Every steak lover understands that smoking meat is more than just a cooking process. It's an adventure of slowly infusing the steak with the rich flavors of smoke over low heat and transforming that simple cut of steak into a mouth-watering dish. However, there's one common mistake nearly everyone makes and it's not about the cut of meat, the type of wood, or even the seasoning. It's about patience, or more accurately, the lack of it.

Impatience is a problem because it disrupts the steady environment that smoking requires. The urge to check on your steak, to open the lid and peek at how it's doing, is understandable. You're excited, you're hungry, and you want to make sure everything's going perfectly. However, every time you open that smoker, you're not just taking a look; you're letting out heat and smoke — the two essential components of smoking. This not only extends the cooking time but also risks an uneven cook and a less flavorful steak.

The key to overcoming this mistake is trust and preparation. Trust your smoker, your setup, and recognize the smoking process which is a low and slow operation, therefore, takes time. More to that, use a wired probe thermometer with an external display to monitor the steak's internal temperature without having to open the smoker too often. Prepare yourself for the wait by planning on what to do during this time, like preparing your sides or simply relaxing with friends.

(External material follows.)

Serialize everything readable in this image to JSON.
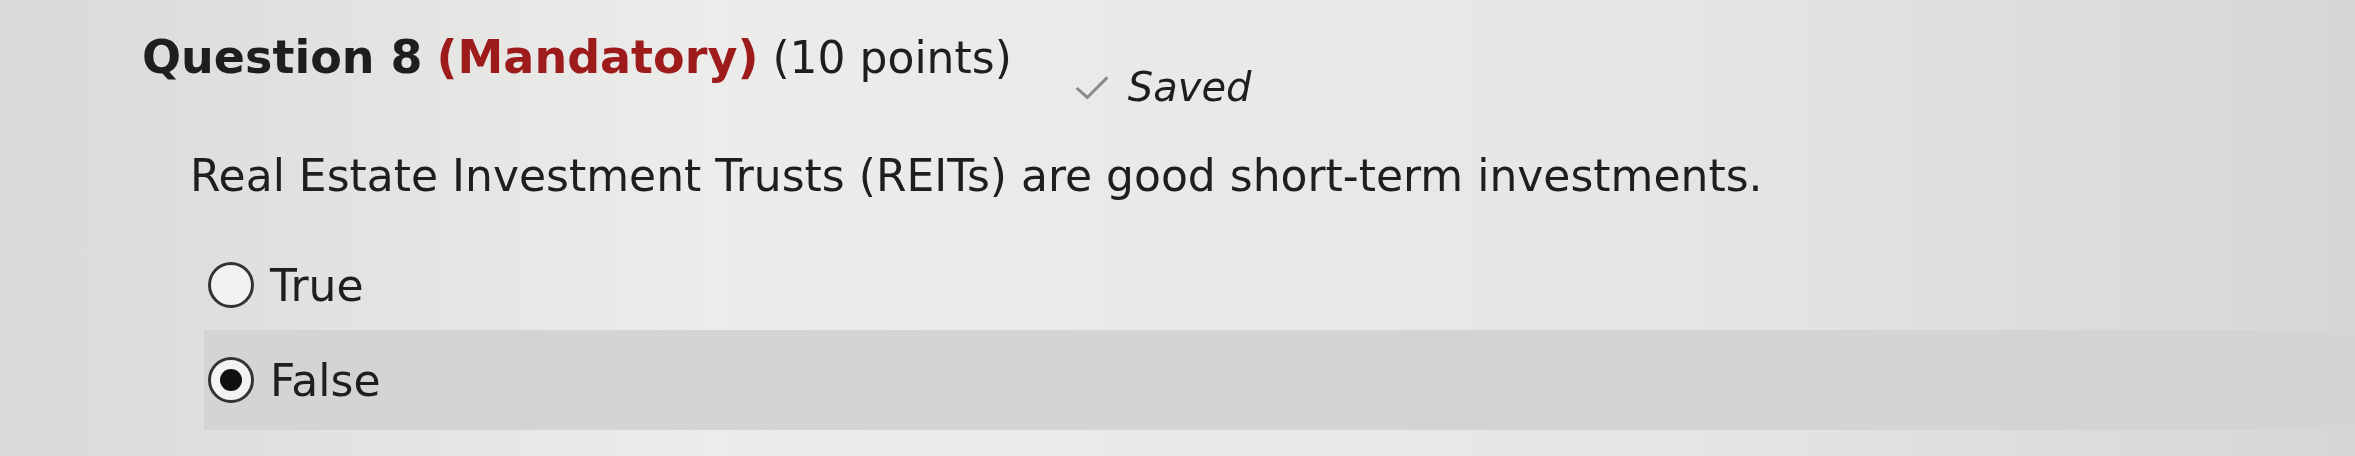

Exercise patience even after the steak is cooked

Patience with smoking steak doesn't end when the cooking does. Once off the smoker, the importance of letting your steak rest cannot be overstated. Resting allows the juices within the steak, which have been driven towards the edges by the heat, to redistribute throughout the interior parts of the meat. Cutting into a steak too soon after cooking will result in those flavorful juices running out onto the plate, leaving the meat drier and less flavorful.

The rest period gives the fibers within the meat time to relax and reabsorb the juices, ensuring that each bite is as juicy and delicious as possible. It can be as short as 10 minutes or take as long as 30 minutes depending on the cut and size of the meat.

To rest a steak properly, remove it from the heat and place it on a warm plate or cutting board, loosely tenting it with foil to keep it warm without trapping too much steam. This simple act of patience further enhances the smoking process's efforts, culminating in a steak that's not only flavored and cooked to perfection but also juicy and tender. So, give your steak the time it needs to truly shine, and you'll be rewarded with a dining experience that's worth the wait.